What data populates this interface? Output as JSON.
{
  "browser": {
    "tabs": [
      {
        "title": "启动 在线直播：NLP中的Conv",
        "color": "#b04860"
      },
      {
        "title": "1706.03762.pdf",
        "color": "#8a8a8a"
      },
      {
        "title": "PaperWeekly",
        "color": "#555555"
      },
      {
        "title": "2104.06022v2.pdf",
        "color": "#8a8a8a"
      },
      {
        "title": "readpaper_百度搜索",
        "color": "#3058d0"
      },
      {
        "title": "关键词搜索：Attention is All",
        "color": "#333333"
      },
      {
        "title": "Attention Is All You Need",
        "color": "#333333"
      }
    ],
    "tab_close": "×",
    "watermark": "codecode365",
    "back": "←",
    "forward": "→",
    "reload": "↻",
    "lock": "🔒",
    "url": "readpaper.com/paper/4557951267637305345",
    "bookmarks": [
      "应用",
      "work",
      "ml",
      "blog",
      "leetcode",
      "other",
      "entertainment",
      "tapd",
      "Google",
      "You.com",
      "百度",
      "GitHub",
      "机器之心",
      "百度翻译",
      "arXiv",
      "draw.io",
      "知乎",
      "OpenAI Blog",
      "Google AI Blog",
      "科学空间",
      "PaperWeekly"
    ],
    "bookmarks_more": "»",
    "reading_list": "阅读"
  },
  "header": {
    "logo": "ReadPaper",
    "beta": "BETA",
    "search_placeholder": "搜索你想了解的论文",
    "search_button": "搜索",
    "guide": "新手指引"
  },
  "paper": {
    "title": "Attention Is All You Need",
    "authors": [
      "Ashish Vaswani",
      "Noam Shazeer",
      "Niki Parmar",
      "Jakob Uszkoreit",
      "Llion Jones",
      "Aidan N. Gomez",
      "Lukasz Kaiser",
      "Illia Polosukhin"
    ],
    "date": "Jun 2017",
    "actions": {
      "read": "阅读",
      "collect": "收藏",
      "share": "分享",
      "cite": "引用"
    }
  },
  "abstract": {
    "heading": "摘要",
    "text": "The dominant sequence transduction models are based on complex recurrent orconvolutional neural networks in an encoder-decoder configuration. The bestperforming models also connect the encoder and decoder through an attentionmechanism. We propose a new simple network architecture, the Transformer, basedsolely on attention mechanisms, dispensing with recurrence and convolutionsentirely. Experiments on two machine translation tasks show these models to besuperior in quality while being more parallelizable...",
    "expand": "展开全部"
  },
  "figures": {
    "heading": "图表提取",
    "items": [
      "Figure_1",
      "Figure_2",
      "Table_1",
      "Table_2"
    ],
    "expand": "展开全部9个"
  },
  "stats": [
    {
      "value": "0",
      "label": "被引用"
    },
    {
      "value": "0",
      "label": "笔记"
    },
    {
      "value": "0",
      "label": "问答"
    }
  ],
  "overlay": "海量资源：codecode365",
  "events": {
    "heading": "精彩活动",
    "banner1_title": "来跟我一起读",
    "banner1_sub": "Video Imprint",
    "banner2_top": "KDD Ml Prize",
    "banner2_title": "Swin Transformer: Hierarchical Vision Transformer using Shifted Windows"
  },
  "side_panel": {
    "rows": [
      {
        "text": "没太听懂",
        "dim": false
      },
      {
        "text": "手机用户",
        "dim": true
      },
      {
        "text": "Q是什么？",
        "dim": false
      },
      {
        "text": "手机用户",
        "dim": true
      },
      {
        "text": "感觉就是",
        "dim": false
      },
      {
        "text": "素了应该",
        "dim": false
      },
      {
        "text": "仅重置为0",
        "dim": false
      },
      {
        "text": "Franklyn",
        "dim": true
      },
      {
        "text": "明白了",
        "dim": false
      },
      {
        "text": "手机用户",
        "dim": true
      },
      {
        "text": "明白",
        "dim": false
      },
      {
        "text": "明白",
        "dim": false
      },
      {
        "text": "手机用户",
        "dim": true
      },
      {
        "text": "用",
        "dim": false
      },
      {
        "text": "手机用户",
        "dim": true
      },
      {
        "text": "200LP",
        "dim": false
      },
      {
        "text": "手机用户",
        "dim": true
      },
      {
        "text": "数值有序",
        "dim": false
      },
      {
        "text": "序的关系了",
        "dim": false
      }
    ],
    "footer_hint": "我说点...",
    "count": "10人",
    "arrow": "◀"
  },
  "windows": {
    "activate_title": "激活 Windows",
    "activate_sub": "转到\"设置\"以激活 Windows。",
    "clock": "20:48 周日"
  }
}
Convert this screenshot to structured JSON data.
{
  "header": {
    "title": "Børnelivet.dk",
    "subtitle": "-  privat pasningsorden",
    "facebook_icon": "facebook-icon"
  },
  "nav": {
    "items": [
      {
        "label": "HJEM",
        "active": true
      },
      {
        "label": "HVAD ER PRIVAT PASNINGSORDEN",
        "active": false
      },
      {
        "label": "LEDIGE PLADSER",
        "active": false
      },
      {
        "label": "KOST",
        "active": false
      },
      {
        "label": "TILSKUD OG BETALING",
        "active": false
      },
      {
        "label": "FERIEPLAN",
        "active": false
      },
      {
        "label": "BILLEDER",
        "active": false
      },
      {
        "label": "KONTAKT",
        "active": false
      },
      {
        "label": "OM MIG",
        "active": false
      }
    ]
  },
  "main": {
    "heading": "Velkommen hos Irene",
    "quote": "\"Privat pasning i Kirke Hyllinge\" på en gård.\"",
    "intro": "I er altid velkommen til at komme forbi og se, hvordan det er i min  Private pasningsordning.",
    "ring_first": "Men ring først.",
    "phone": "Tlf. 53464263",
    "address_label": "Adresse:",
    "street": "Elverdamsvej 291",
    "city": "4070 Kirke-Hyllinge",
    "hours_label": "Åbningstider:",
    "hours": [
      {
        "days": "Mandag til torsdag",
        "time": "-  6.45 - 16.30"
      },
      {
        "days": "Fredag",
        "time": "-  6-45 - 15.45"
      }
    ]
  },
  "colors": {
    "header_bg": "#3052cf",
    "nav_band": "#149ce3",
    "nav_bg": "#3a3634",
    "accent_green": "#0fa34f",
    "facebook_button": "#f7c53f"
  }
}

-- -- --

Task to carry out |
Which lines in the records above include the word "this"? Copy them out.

Exercise result |
What data populates this interface? Output as JSON.
Convert this screenshot to structured JSON data.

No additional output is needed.